April 12, 2018 • From the BenchWinning Hoops

Gene Keady’s 5 tips to make your program stronger

by Winning Hoops

As a seven-time Big Ten Coach of the Year, Gene Keady had more than his share of success at Purdue University.

Keady, a former president of the National Association of Basketball Coaches, is always more than willing to pass along time-tested coaching advice and lessons learned from a career that began in 1959 at Beloit High School in Kansas. The following are five tips that the longtime Boilermakers coach believes will make your job easier.

1. 1-on-1 time with players.

Keep an open-door policy with your players, but be sure to have at least one 1-on-1 meeting per season. In this meeting, discuss academics, the player’s role on the team, the player’s progress and development, and plans for improvement.

2. Be honest, positive and have fun.

By nature, coaches have a tendency to be negative. Don’t over-dramatize things or over-coach. Nothing is ever as good or as bad as it seems. If you lose your temper with a player, wait until the next day to talk about it with that individual. It gives you time to cool off and think logically about the situation. Make your practices fun, and enthusiasm will break out amongst your players.

3. Be demanding.

Even though you’re trying to instill a fun atmosphere in practices, that doesn’t mean you can’t be demanding. Teams must have discipline if they’re going to win games. Discipline is a result of being demanding on your players.

4. Work closely with custodians.

Develop a close relationship with your gym and school custodian. These folks are the caretakers of your facility. They’re also among the few people that can give you unbiased feedback and tell you the real truth about your players’ behavior when you’re not around.

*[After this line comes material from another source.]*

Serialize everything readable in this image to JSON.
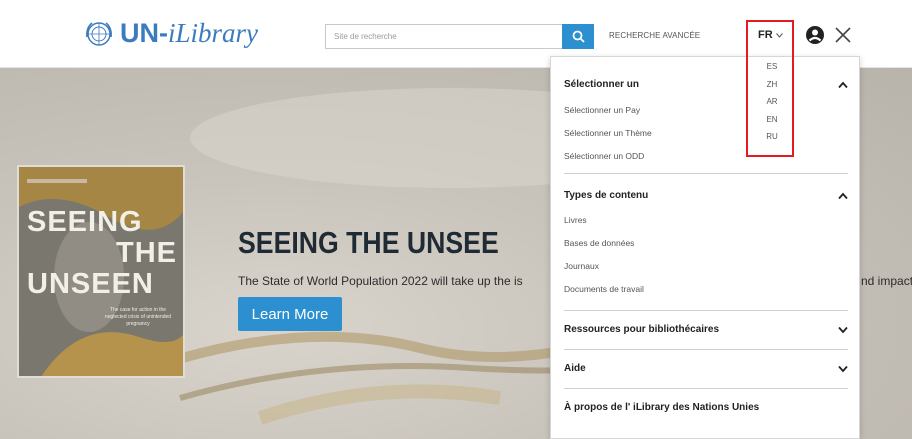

5. Practice defense every day.

Make defense a priority. Run drills every day that instill aggressive defensive play in your team. That includes charge drills, close-out drills and loose-ball drills. Keady said he would stop practice every 20 minutes to run a quick defensive drill. Build these “defensive breaks” into your practice schedule.